*** Data for this task ***

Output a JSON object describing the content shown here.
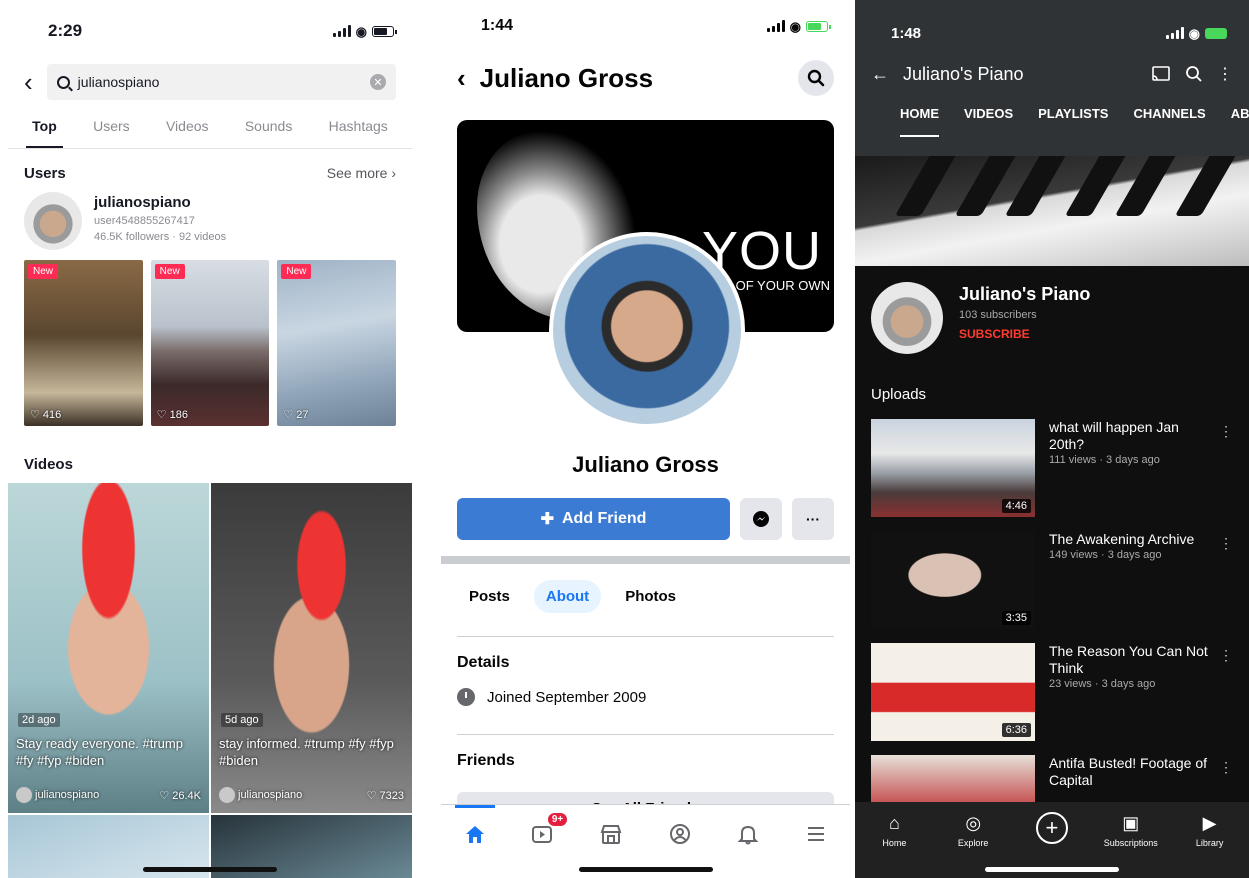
{
  "tiktok": {
    "status_time": "2:29",
    "search_query": "julianospiano",
    "tabs": [
      "Top",
      "Users",
      "Videos",
      "Sounds",
      "Hashtags"
    ],
    "users_heading": "Users",
    "see_more": "See more",
    "user": {
      "name": "julianospiano",
      "id": "user4548855267417",
      "stats": "46.5K followers · 92 videos"
    },
    "thumbs": [
      {
        "tag": "New",
        "likes": "416"
      },
      {
        "tag": "New",
        "likes": "186"
      },
      {
        "tag": "New",
        "likes": "27"
      }
    ],
    "videos_heading": "Videos",
    "videos": [
      {
        "ago": "2d ago",
        "caption": "Stay ready everyone. #trump #fy #fyp #biden",
        "author": "julianospiano",
        "likes": "26.4K"
      },
      {
        "ago": "5d ago",
        "caption": "stay informed. #trump #fy #fyp #biden",
        "author": "julianospiano",
        "likes": "7323"
      }
    ]
  },
  "facebook": {
    "status_time": "1:44",
    "title": "Juliano Gross",
    "cover_text_big": "YOU",
    "cover_text_small": "OF YOUR OWN",
    "name": "Juliano Gross",
    "add_friend": "Add Friend",
    "more_label": "···",
    "tabs": [
      "Posts",
      "About",
      "Photos"
    ],
    "details_heading": "Details",
    "joined": "Joined September 2009",
    "friends_heading": "Friends",
    "see_all_friends": "See All Friends",
    "video_badge": "9+"
  },
  "youtube": {
    "status_time": "1:48",
    "title": "Juliano's Piano",
    "tabs": [
      "HOME",
      "VIDEOS",
      "PLAYLISTS",
      "CHANNELS",
      "AB"
    ],
    "channel_name": "Juliano's Piano",
    "subscribers": "103 subscribers",
    "subscribe": "SUBSCRIBE",
    "uploads_heading": "Uploads",
    "videos": [
      {
        "title": "what will happen Jan 20th?",
        "meta": "111 views · 3 days ago",
        "duration": "4:46"
      },
      {
        "title": "The Awakening Archive",
        "meta": "149 views · 3 days ago",
        "duration": "3:35"
      },
      {
        "title": "The Reason You Can Not Think",
        "meta": "23 views · 3 days ago",
        "duration": "6:36"
      },
      {
        "title": "Antifa Busted! Footage of Capital",
        "meta": "",
        "duration": ""
      }
    ],
    "nav": [
      "Home",
      "Explore",
      "",
      "Subscriptions",
      "Library"
    ]
  }
}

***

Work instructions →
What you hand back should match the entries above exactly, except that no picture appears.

Answer area →
Output a JSON object describing the content shown here.
{
  "tiktok": {
    "status_time": "2:29",
    "search_query": "julianospiano",
    "tabs": [
      "Top",
      "Users",
      "Videos",
      "Sounds",
      "Hashtags"
    ],
    "users_heading": "Users",
    "see_more": "See more",
    "user": {
      "name": "julianospiano",
      "id": "user4548855267417",
      "stats": "46.5K followers · 92 videos"
    },
    "thumbs": [
      {
        "tag": "New",
        "likes": "416"
      },
      {
        "tag": "New",
        "likes": "186"
      },
      {
        "tag": "New",
        "likes": "27"
      }
    ],
    "videos_heading": "Videos",
    "videos": [
      {
        "ago": "2d ago",
        "caption": "Stay ready everyone. #trump #fy #fyp #biden",
        "author": "julianospiano",
        "likes": "26.4K"
      },
      {
        "ago": "5d ago",
        "caption": "stay informed. #trump #fy #fyp #biden",
        "author": "julianospiano",
        "likes": "7323"
      }
    ]
  },
  "facebook": {
    "status_time": "1:44",
    "title": "Juliano Gross",
    "cover_text_big": "YOU",
    "cover_text_small": "OF YOUR OWN",
    "name": "Juliano Gross",
    "add_friend": "Add Friend",
    "more_label": "···",
    "tabs": [
      "Posts",
      "About",
      "Photos"
    ],
    "details_heading": "Details",
    "joined": "Joined September 2009",
    "friends_heading": "Friends",
    "see_all_friends": "See All Friends",
    "video_badge": "9+"
  },
  "youtube": {
    "status_time": "1:48",
    "title": "Juliano's Piano",
    "tabs": [
      "HOME",
      "VIDEOS",
      "PLAYLISTS",
      "CHANNELS",
      "AB"
    ],
    "channel_name": "Juliano's Piano",
    "subscribers": "103 subscribers",
    "subscribe": "SUBSCRIBE",
    "uploads_heading": "Uploads",
    "videos": [
      {
        "title": "what will happen Jan 20th?",
        "meta": "111 views · 3 days ago",
        "duration": "4:46"
      },
      {
        "title": "The Awakening Archive",
        "meta": "149 views · 3 days ago",
        "duration": "3:35"
      },
      {
        "title": "The Reason You Can Not Think",
        "meta": "23 views · 3 days ago",
        "duration": "6:36"
      },
      {
        "title": "Antifa Busted! Footage of Capital",
        "meta": "",
        "duration": ""
      }
    ],
    "nav": [
      "Home",
      "Explore",
      "",
      "Subscriptions",
      "Library"
    ]
  }
}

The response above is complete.